> **WORK INSTRUCTION**
Type out the data again, word for word and in full.
::: INPUT FOR THIS TASK :::
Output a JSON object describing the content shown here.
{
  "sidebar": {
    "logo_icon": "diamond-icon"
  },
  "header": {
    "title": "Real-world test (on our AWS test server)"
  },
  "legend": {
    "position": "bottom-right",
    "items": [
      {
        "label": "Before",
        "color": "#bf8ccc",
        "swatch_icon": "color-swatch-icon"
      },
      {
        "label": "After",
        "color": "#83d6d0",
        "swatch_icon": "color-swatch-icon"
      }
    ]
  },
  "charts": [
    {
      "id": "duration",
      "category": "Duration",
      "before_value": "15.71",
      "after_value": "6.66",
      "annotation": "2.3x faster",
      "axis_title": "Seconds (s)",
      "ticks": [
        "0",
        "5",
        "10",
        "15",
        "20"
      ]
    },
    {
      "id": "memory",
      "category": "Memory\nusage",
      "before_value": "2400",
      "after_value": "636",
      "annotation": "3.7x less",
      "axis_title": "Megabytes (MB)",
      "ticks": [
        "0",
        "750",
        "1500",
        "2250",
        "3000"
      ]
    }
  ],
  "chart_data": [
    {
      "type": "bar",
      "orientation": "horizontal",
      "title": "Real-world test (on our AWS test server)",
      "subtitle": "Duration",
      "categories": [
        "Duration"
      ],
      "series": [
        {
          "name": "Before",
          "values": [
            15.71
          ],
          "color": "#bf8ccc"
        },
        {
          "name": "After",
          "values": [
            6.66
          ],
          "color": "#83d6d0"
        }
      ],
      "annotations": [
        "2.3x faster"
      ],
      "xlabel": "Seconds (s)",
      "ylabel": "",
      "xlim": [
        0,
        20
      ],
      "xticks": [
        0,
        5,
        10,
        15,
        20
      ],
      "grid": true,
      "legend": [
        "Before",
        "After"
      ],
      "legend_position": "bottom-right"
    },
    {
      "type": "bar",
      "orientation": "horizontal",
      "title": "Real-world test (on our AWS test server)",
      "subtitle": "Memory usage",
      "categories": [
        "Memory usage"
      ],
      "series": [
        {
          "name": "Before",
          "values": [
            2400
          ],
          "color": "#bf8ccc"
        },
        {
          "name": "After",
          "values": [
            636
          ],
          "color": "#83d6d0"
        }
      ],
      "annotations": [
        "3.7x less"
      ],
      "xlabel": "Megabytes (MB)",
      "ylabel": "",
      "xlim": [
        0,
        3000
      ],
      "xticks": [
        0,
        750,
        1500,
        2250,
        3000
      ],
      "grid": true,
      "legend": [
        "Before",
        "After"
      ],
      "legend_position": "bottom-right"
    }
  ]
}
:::
> **EXERCISE OUTPUT**
Output a JSON object describing the content shown here.
{
  "sidebar": {
    "logo_icon": "diamond-icon"
  },
  "header": {
    "title": "Real-world test (on our AWS test server)"
  },
  "legend": {
    "position": "bottom-right",
    "items": [
      {
        "label": "Before",
        "color": "#bf8ccc",
        "swatch_icon": "color-swatch-icon"
      },
      {
        "label": "After",
        "color": "#83d6d0",
        "swatch_icon": "color-swatch-icon"
      }
    ]
  },
  "charts": [
    {
      "id": "duration",
      "category": "Duration",
      "before_value": "15.71",
      "after_value": "6.66",
      "annotation": "2.3x faster",
      "axis_title": "Seconds (s)",
      "ticks": [
        "0",
        "5",
        "10",
        "15",
        "20"
      ]
    },
    {
      "id": "memory",
      "category": "Memory\nusage",
      "before_value": "2400",
      "after_value": "636",
      "annotation": "3.7x less",
      "axis_title": "Megabytes (MB)",
      "ticks": [
        "0",
        "750",
        "1500",
        "2250",
        "3000"
      ]
    }
  ],
  "chart_data": [
    {
      "type": "bar",
      "orientation": "horizontal",
      "title": "Real-world test (on our AWS test server)",
      "subtitle": "Duration",
      "categories": [
        "Duration"
      ],
      "series": [
        {
          "name": "Before",
          "values": [
            15.71
          ],
          "color": "#bf8ccc"
        },
        {
          "name": "After",
          "values": [
            6.66
          ],
          "color": "#83d6d0"
        }
      ],
      "annotations": [
        "2.3x faster"
      ],
      "xlabel": "Seconds (s)",
      "ylabel": "",
      "xlim": [
        0,
        20
      ],
      "xticks": [
        0,
        5,
        10,
        15,
        20
      ],
      "grid": true,
      "legend": [
        "Before",
        "After"
      ],
      "legend_position": "bottom-right"
    },
    {
      "type": "bar",
      "orientation": "horizontal",
      "title": "Real-world test (on our AWS test server)",
      "subtitle": "Memory usage",
      "categories": [
        "Memory usage"
      ],
      "series": [
        {
          "name": "Before",
          "values": [
            2400
          ],
          "color": "#bf8ccc"
        },
        {
          "name": "After",
          "values": [
            636
          ],
          "color": "#83d6d0"
        }
      ],
      "annotations": [
        "3.7x less"
      ],
      "xlabel": "Megabytes (MB)",
      "ylabel": "",
      "xlim": [
        0,
        3000
      ],
      "xticks": [
        0,
        750,
        1500,
        2250,
        3000
      ],
      "grid": true,
      "legend": [
        "Before",
        "After"
      ],
      "legend_position": "bottom-right"
    }
  ]
}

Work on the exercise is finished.